Asked to choose up to three priorities for Brexit from a list of eight, Britons previously placed “allowing Britain to control immigration from the EU” in the top position, but that issue has since fallen to fourth, declining from 41% to 29%. The issue of “allowing British companies to trade with the EU without tariffs or restrictions” has since become the top priority, rising from joint third place (36%) to first (40%). In second place is maintaining co-operation on security (39%) – the same position it held in 2017.
Meanwhile, only 11% of Britons listed the issue of preventing a hard border in Northern Ireland as a top priority in 2017. That figure now rests at 23%, surpassing two issues - minimising the Brexit divorce bill and leaving the jurisdiction of the European Court, which both stand at 22%. These two issues previously stood at 31% and 26% respectively, and featured heavily in the campaign to leave the EU.
It is not just Britain that has seen an increase in those prioritising the Northern Ireland border issue though, as Germany, Denmark, Sweden, and Finland have all seen increases in this area. In all four countries, the proportion of those saying the issue should be one of the EU’s top priorities has increased by 6-13 percentage points, reaching at least 20% in three of the four countries.
Northern Ireland is nevertheless a more peripheral concern, however.
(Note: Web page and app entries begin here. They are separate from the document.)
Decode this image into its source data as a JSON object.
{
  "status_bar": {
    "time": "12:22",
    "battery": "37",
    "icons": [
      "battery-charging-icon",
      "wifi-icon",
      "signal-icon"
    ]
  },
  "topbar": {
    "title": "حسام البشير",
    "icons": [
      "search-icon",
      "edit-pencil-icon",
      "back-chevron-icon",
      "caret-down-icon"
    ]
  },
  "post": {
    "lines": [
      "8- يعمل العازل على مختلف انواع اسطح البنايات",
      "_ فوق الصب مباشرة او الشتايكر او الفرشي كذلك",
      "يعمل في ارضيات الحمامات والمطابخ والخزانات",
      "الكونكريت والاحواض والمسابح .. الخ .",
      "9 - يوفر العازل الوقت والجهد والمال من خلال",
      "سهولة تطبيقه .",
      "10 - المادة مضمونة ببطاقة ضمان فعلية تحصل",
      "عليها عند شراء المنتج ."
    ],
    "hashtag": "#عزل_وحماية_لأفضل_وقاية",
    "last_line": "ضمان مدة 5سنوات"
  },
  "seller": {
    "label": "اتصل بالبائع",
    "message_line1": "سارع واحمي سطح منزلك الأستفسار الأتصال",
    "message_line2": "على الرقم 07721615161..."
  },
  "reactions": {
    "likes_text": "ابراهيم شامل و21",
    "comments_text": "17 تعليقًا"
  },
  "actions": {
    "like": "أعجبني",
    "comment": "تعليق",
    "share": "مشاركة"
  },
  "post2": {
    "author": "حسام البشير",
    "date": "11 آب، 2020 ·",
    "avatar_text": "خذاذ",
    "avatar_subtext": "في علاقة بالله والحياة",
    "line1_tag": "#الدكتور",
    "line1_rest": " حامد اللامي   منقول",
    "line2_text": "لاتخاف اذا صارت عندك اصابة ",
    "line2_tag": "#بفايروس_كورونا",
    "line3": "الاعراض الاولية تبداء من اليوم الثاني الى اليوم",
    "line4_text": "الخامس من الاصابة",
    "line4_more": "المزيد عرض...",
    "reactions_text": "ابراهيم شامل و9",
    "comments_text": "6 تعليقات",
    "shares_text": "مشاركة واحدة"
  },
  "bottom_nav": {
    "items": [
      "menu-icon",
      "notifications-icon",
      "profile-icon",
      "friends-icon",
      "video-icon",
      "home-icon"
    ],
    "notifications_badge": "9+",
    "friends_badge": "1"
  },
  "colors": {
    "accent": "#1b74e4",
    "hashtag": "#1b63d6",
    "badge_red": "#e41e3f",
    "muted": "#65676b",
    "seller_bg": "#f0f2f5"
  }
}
Most Eurotrack countries see the EU maintaining co-operation on security as the most important priority for the Brexit negotiations (ranging from 38% in France to 48% in Denmark). However, in Germany people most want to prioritise ensuring the UK pays what it owes (41%), and in Finland the top priority is ensuring that Britain does not get the rights of EU membership (42%).